- Confirm that the power outlet is working
- Unplug refrigerator for 2 minutes before plugging back
- Lower the temperature setting
- Check that the refrigerator and freezer doors are closing fully
- Clean off the condenser vent and coils
- Make sure the condenser fan is working
- Check if the compressor relay failed
- Confirm that the defrost heater is working
- Make sure the defrost thermostat is working
- Check if the evaporator fan is working
- Unclog the defrost drain
You can click the link just above this list for a more detailed break down of each step.
How to order KitchenAid refrigerator replacement parts
Hopefully you were able to discover exactly what’s causing your KitchenAid ice maker not to work.
If you found a bad or defective part, you’ll need to replace it.

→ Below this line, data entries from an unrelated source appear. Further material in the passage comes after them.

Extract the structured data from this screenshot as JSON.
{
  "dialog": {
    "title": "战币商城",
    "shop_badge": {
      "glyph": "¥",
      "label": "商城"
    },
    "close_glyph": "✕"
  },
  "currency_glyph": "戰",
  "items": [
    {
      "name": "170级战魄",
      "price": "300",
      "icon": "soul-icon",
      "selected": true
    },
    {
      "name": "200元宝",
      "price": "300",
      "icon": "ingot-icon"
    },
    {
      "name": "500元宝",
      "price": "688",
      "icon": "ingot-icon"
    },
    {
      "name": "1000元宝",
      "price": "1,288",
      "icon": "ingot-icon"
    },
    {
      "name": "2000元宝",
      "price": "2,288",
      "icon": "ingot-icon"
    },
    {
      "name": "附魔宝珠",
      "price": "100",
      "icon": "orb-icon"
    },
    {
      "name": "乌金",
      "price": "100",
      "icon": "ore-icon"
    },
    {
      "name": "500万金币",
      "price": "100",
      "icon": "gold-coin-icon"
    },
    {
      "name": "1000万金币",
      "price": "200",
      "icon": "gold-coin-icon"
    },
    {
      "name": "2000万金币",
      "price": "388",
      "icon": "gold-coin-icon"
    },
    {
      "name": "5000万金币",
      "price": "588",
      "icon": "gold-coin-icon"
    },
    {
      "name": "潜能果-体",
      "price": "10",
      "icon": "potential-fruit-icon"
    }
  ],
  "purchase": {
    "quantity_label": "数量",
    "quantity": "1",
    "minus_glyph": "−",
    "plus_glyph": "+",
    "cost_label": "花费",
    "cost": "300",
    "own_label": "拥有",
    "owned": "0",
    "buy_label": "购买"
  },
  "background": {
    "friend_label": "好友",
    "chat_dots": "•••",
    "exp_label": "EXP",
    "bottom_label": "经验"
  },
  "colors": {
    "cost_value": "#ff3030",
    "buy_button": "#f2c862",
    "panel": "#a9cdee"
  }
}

Start by opening up your refrigerator door and looking on the side wall. You should see a sticker with all the details regarding your appliance.

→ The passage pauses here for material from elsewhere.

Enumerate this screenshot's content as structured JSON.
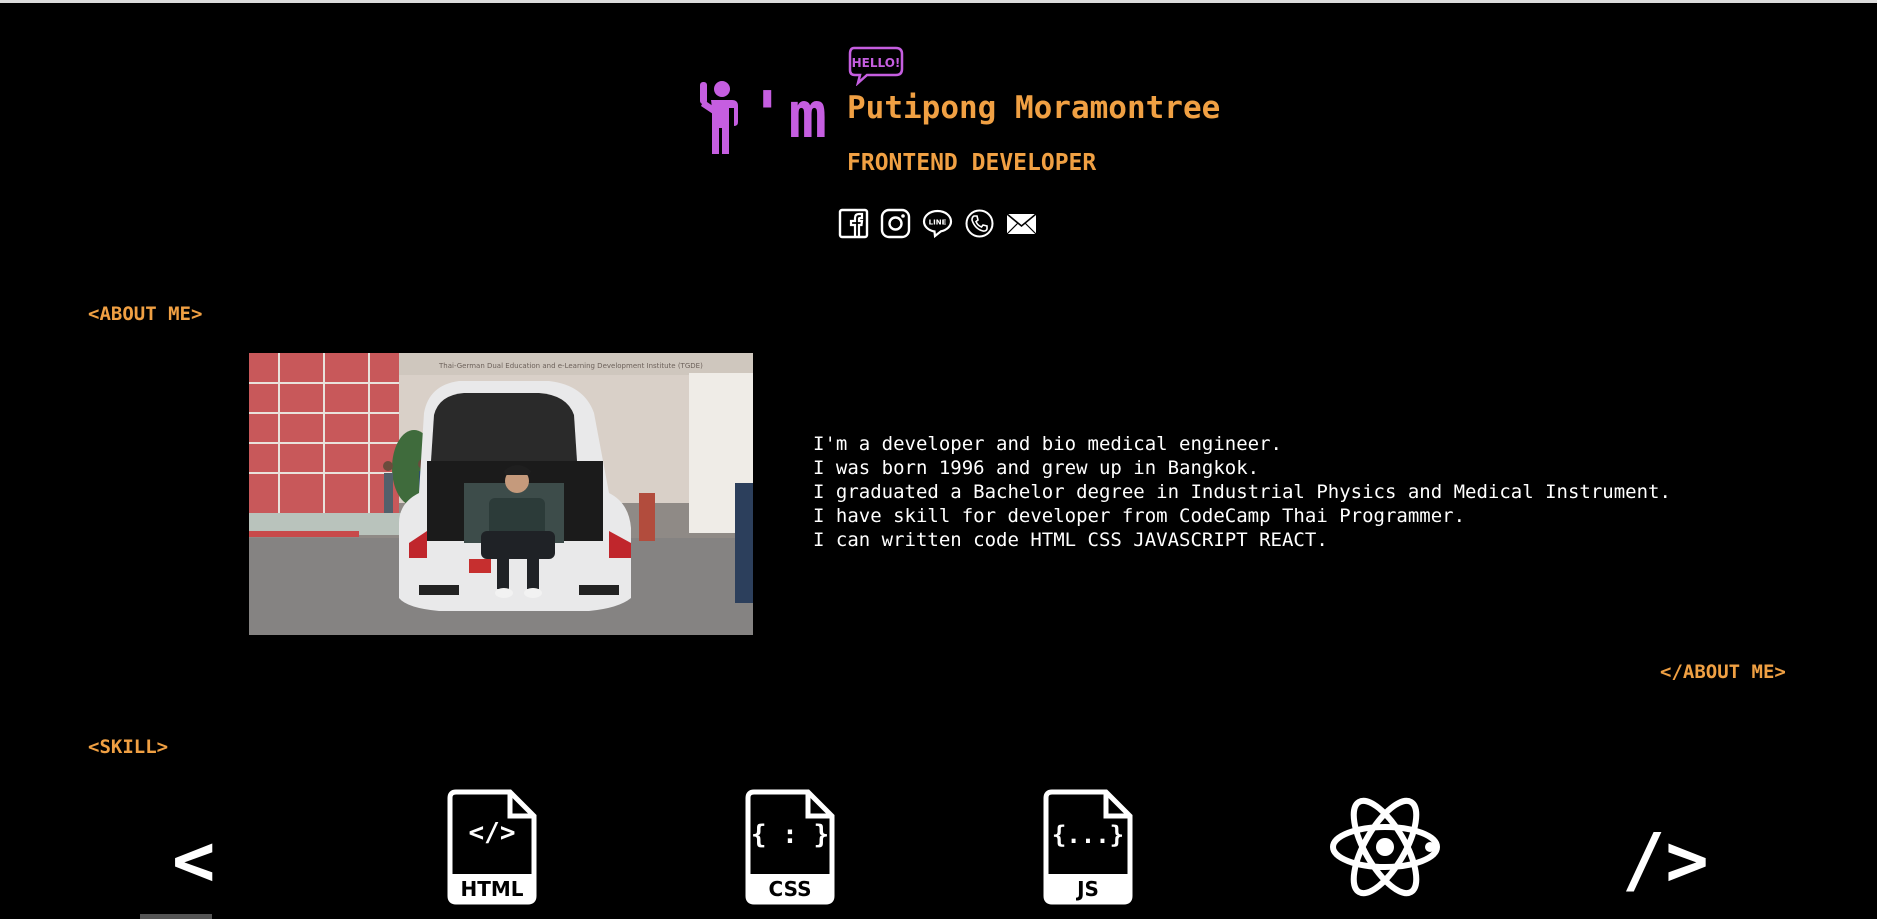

You’ll want to take down the exact model number of your refrigerator.
Finally, type that model number into Sears Parts Direct and locate the exact part you need.
KitchenAid refrigerator user manual
Now that you have your KitchenAid refrigerator model number, you can type it into the search bar of KitchenAid.com and pull up the user manual from your fridge.
The user manual will likely have some additional, model specific troubleshooting steps you can try in addition to what I’ve described here.
NOTE: many KitchenAid refrigerators also have a physical copy of the user manual on the top right hand side of the refrigerator. If you simply take off the door hinge cover, a manual will be underneath!
If your KitchenAid ice maker is still not working, you’ll likely need to replace the entire ice making unit.
Unfortunately, these types of fixes typically require a trained professional. I’d start by contacting KitchenAid support.
You can reach them at 1 (800) 422-1230.
- Mon–Fri: 8 a.m. to 6 p.m. EST.
You can also schedule time online for a certified service technician to come directly to you. In some cases, your warranty will cover the entire cost!
When your KitchenAid ice maker is not working, there are several proven ways to fix it:
- Confirm ice maker is ON
- Set refrigerator temperature to 37°F and the freezer to -0°F
- Turn ice maker OFF and then back ON again
- Check refrigerator door wiring
- Press ice maker reset button for 3 seconds
- Clear out compacted ice from ice bin
- Unblock bail arm, paddle arm or IR sensors
- Make sure water is ON and pressure is between 40-120 PSI
- Replace water filter if it is more than 6 months old
- Defrost ice maker fill tube
- Investigate why your appliance isn’t getting cold enough
If you discover a faulty part, simply order a replacement.
If none of these fixes work, your best bet is to hire a certified technician to come and take a look.